# DIRECTIONS FOR THIS TASK
Repeat the data below with no changes.

*** Opening of RECORDS FOR THIS EXERCISE ***

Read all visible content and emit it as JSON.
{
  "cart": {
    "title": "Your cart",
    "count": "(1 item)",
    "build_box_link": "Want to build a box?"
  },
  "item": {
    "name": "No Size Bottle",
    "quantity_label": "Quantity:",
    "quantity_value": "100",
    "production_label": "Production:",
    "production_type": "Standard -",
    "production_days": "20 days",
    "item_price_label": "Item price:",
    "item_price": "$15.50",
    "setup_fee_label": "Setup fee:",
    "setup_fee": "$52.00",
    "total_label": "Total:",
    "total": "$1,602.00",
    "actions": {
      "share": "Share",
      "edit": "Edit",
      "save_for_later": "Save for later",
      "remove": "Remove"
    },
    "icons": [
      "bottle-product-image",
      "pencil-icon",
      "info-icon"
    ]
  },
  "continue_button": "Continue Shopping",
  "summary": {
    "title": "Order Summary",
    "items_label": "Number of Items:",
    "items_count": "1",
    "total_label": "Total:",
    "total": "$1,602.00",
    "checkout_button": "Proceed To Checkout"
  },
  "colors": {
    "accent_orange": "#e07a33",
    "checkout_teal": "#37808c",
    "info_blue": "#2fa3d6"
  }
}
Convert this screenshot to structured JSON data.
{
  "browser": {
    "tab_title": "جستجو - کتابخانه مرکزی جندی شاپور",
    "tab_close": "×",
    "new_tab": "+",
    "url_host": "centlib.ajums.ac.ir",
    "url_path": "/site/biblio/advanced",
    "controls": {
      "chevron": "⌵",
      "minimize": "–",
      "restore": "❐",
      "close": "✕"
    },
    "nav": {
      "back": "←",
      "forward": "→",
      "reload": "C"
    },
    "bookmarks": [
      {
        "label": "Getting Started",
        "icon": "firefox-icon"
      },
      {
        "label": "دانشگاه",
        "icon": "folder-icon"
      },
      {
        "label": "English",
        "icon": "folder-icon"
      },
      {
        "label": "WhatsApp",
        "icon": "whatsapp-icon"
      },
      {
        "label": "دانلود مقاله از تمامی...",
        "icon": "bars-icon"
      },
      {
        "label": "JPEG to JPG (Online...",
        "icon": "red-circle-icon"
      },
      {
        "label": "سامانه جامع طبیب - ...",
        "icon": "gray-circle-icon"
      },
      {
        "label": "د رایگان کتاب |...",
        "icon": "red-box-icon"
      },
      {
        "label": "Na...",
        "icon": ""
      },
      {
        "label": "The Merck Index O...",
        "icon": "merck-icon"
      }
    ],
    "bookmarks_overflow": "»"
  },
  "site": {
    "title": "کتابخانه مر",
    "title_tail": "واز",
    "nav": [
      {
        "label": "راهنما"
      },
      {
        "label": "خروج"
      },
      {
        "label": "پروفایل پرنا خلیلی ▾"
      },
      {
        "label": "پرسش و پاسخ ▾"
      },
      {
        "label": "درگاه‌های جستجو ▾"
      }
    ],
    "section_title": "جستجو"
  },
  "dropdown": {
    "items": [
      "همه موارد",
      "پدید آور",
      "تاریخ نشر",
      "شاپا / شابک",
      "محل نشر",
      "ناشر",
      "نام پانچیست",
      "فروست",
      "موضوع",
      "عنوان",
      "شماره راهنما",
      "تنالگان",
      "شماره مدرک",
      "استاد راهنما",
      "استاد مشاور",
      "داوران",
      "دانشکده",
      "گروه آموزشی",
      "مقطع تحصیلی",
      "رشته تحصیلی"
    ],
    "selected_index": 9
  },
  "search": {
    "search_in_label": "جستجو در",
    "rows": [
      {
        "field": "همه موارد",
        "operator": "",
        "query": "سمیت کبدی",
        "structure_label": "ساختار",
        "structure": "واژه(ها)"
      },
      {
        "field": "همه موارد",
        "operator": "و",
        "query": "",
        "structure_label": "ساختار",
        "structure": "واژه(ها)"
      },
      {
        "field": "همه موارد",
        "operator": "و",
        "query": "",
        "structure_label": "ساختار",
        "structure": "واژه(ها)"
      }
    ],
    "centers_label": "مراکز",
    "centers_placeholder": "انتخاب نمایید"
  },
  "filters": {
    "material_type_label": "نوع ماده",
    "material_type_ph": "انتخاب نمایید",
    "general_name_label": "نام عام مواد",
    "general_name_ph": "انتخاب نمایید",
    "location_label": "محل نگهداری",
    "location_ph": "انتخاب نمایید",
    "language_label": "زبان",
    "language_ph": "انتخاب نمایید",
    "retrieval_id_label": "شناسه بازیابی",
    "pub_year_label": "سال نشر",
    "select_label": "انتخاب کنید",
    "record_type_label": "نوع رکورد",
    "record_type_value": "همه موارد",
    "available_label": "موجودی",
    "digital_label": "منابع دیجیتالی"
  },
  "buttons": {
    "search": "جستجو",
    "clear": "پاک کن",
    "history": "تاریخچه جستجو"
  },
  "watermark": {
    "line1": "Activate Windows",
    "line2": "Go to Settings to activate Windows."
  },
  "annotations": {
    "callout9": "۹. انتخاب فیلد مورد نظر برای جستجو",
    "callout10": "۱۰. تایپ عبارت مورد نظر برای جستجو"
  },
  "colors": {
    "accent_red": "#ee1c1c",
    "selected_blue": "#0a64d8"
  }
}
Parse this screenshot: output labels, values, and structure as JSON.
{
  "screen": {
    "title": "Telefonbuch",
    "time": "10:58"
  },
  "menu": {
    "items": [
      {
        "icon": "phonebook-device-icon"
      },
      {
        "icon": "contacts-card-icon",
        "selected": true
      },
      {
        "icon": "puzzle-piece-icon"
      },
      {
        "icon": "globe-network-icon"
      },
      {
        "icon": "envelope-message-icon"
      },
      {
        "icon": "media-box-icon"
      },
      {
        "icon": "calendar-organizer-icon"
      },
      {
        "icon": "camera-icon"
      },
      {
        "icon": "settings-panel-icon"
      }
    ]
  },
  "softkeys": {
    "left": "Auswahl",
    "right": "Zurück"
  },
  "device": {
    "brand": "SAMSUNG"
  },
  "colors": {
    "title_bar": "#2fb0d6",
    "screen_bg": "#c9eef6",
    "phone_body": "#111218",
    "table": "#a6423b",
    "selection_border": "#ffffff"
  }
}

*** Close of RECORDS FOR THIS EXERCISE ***

# SOLUTION TO THIS EXERCISE
Read all visible content and emit it as JSON.
{
  "cart": {
    "title": "Your cart",
    "count": "(1 item)",
    "build_box_link": "Want to build a box?"
  },
  "item": {
    "name": "No Size Bottle",
    "quantity_label": "Quantity:",
    "quantity_value": "100",
    "production_label": "Production:",
    "production_type": "Standard -",
    "production_days": "20 days",
    "item_price_label": "Item price:",
    "item_price": "$15.50",
    "setup_fee_label": "Setup fee:",
    "setup_fee": "$52.00",
    "total_label": "Total:",
    "total": "$1,602.00",
    "actions": {
      "share": "Share",
      "edit": "Edit",
      "save_for_later": "Save for later",
      "remove": "Remove"
    },
    "icons": [
      "bottle-product-image",
      "pencil-icon",
      "info-icon"
    ]
  },
  "continue_button": "Continue Shopping",
  "summary": {
    "title": "Order Summary",
    "items_label": "Number of Items:",
    "items_count": "1",
    "total_label": "Total:",
    "total": "$1,602.00",
    "checkout_button": "Proceed To Checkout"
  },
  "colors": {
    "accent_orange": "#e07a33",
    "checkout_teal": "#37808c",
    "info_blue": "#2fa3d6"
  }
}
Convert this screenshot to structured JSON data.
{
  "browser": {
    "tab_title": "جستجو - کتابخانه مرکزی جندی شاپور",
    "tab_close": "×",
    "new_tab": "+",
    "url_host": "centlib.ajums.ac.ir",
    "url_path": "/site/biblio/advanced",
    "controls": {
      "chevron": "⌵",
      "minimize": "–",
      "restore": "❐",
      "close": "✕"
    },
    "nav": {
      "back": "←",
      "forward": "→",
      "reload": "C"
    },
    "bookmarks": [
      {
        "label": "Getting Started",
        "icon": "firefox-icon"
      },
      {
        "label": "دانشگاه",
        "icon": "folder-icon"
      },
      {
        "label": "English",
        "icon": "folder-icon"
      },
      {
        "label": "WhatsApp",
        "icon": "whatsapp-icon"
      },
      {
        "label": "دانلود مقاله از تمامی...",
        "icon": "bars-icon"
      },
      {
        "label": "JPEG to JPG (Online...",
        "icon": "red-circle-icon"
      },
      {
        "label": "سامانه جامع طبیب - ...",
        "icon": "gray-circle-icon"
      },
      {
        "label": "د رایگان کتاب |...",
        "icon": "red-box-icon"
      },
      {
        "label": "Na...",
        "icon": ""
      },
      {
        "label": "The Merck Index O...",
        "icon": "merck-icon"
      }
    ],
    "bookmarks_overflow": "»"
  },
  "site": {
    "title": "کتابخانه مر",
    "title_tail": "واز",
    "nav": [
      {
        "label": "راهنما"
      },
      {
        "label": "خروج"
      },
      {
        "label": "پروفایل پرنا خلیلی ▾"
      },
      {
        "label": "پرسش و پاسخ ▾"
      },
      {
        "label": "درگاه‌های جستجو ▾"
      }
    ],
    "section_title": "جستجو"
  },
  "dropdown": {
    "items": [
      "همه موارد",
      "پدید آور",
      "تاریخ نشر",
      "شاپا / شابک",
      "محل نشر",
      "ناشر",
      "نام پانچیست",
      "فروست",
      "موضوع",
      "عنوان",
      "شماره راهنما",
      "تنالگان",
      "شماره مدرک",
      "استاد راهنما",
      "استاد مشاور",
      "داوران",
      "دانشکده",
      "گروه آموزشی",
      "مقطع تحصیلی",
      "رشته تحصیلی"
    ],
    "selected_index": 9
  },
  "search": {
    "search_in_label": "جستجو در",
    "rows": [
      {
        "field": "همه موارد",
        "operator": "",
        "query": "سمیت کبدی",
        "structure_label": "ساختار",
        "structure": "واژه(ها)"
      },
      {
        "field": "همه موارد",
        "operator": "و",
        "query": "",
        "structure_label": "ساختار",
        "structure": "واژه(ها)"
      },
      {
        "field": "همه موارد",
        "operator": "و",
        "query": "",
        "structure_label": "ساختار",
        "structure": "واژه(ها)"
      }
    ],
    "centers_label": "مراکز",
    "centers_placeholder": "انتخاب نمایید"
  },
  "filters": {
    "material_type_label": "نوع ماده",
    "material_type_ph": "انتخاب نمایید",
    "general_name_label": "نام عام مواد",
    "general_name_ph": "انتخاب نمایید",
    "location_label": "محل نگهداری",
    "location_ph": "انتخاب نمایید",
    "language_label": "زبان",
    "language_ph": "انتخاب نمایید",
    "retrieval_id_label": "شناسه بازیابی",
    "pub_year_label": "سال نشر",
    "select_label": "انتخاب کنید",
    "record_type_label": "نوع رکورد",
    "record_type_value": "همه موارد",
    "available_label": "موجودی",
    "digital_label": "منابع دیجیتالی"
  },
  "buttons": {
    "search": "جستجو",
    "clear": "پاک کن",
    "history": "تاریخچه جستجو"
  },
  "watermark": {
    "line1": "Activate Windows",
    "line2": "Go to Settings to activate Windows."
  },
  "annotations": {
    "callout9": "۹. انتخاب فیلد مورد نظر برای جستجو",
    "callout10": "۱۰. تایپ عبارت مورد نظر برای جستجو"
  },
  "colors": {
    "accent_red": "#ee1c1c",
    "selected_blue": "#0a64d8"
  }
}
Parse this screenshot: output labels, values, and structure as JSON.
{
  "screen": {
    "title": "Telefonbuch",
    "time": "10:58"
  },
  "menu": {
    "items": [
      {
        "icon": "phonebook-device-icon"
      },
      {
        "icon": "contacts-card-icon",
        "selected": true
      },
      {
        "icon": "puzzle-piece-icon"
      },
      {
        "icon": "globe-network-icon"
      },
      {
        "icon": "envelope-message-icon"
      },
      {
        "icon": "media-box-icon"
      },
      {
        "icon": "calendar-organizer-icon"
      },
      {
        "icon": "camera-icon"
      },
      {
        "icon": "settings-panel-icon"
      }
    ]
  },
  "softkeys": {
    "left": "Auswahl",
    "right": "Zurück"
  },
  "device": {
    "brand": "SAMSUNG"
  },
  "colors": {
    "title_bar": "#2fb0d6",
    "screen_bg": "#c9eef6",
    "phone_body": "#111218",
    "table": "#a6423b",
    "selection_border": "#ffffff"
  }
}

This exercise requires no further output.